Once Upon a Star2023★★★☆☆3/5Director:Nonzee NimibutrCast:Sukollawat Kanaros, Nuengthida Sophon, Jirayu La-ongmanee, Samart Payakaroon
This Thai period drama reveals itself in the second half. It’s not so much about the fledgling fate of a travelling pharma-cinema troupe. They dub silent films in front of rural audiences in the open and sell ‘fever-breaking’ and ‘stomachia’ medicines to them slyly. Such cinema projectionists were a fixture in the 1960 Thailand, I confirmed on Google.
The film is about dreams and going after them. In one scene, a sea of fans are grieving the loss of actor Mitr Chaibancha, who fell from a helicopter ladder while filming a stunt at 36. Boss and lead dubber of this troupe Manit (Sukollawat) is seen bawling and aching. He idolised Mitr. On a film set, Mitr had once patted Manit and said ‘I look good (on screen) because of your voice’. Mitr’s death fires up Manit to try and save its troupe from folding up.
If you’ve idolised a movie star, this film will speak to you. Mitr Chaibancha was Thailand’s biggest star, known for fighting bad guys and being a doting lover and a trusted friend. Thai cinema which was shot without sound on the cheaper 16mm stock switched to the higher quality 35 mm after his death.
Other dreamers are Kao (Jiirayu), a technician who has big screen ambitions, and Ruangkhae (Nuengthida), who joins the all-male troupe to dub for female parts but is steadfast in her goal of buying a typewriter and becoming a company secretary.

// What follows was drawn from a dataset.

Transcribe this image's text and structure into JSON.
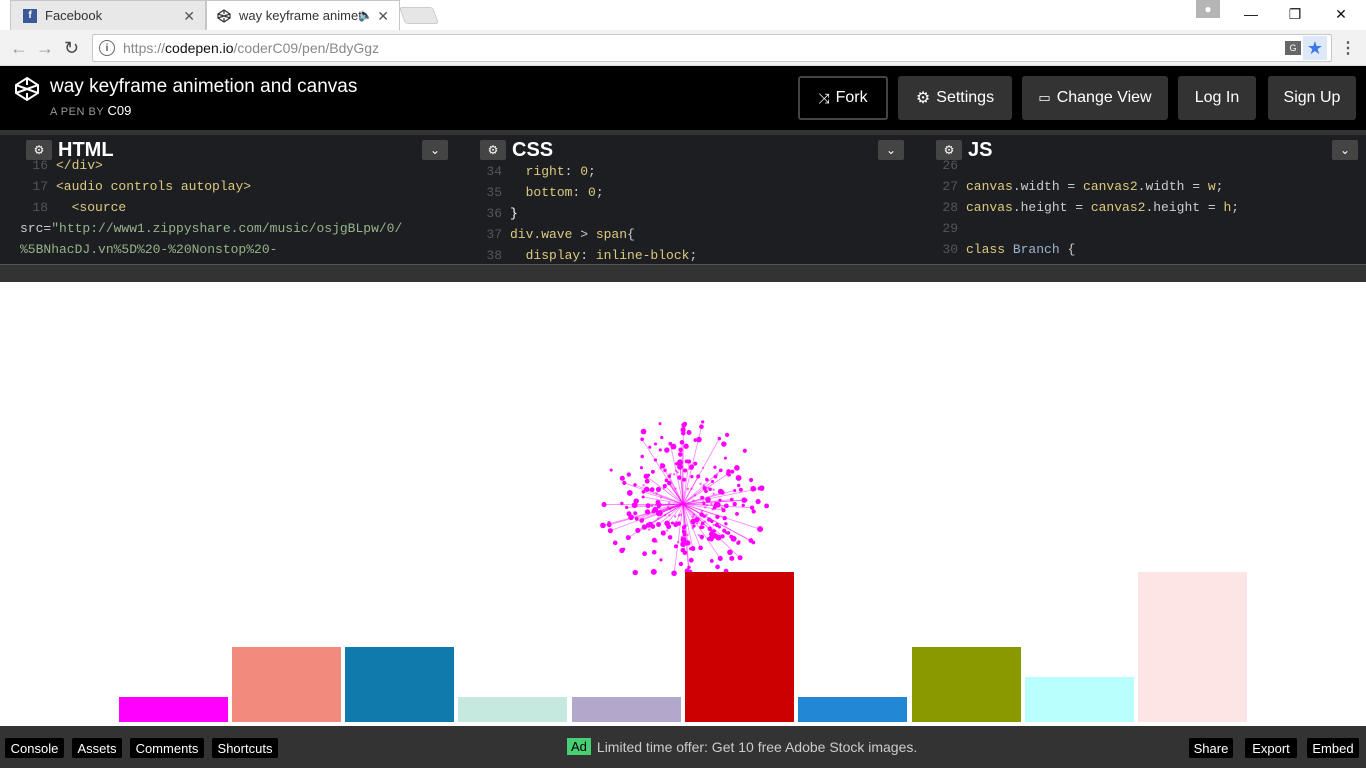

She has no time for love and we couldn’t be more glad. The romantic rivalry was just out of place.
You have to endure a tepid first half to get here. I enjoyed road-tripping through jungles and paddy fields, admired the live voice-over, the tu-tu-tu for firing a gun especially. At times, they bypassed the script to vent their bittersweet feelings between film screenings. The magic of outdoor cinema was also there. Yet, the film gets emotionally engaging only later.
(Published 13 October 2023, 23:41 IST)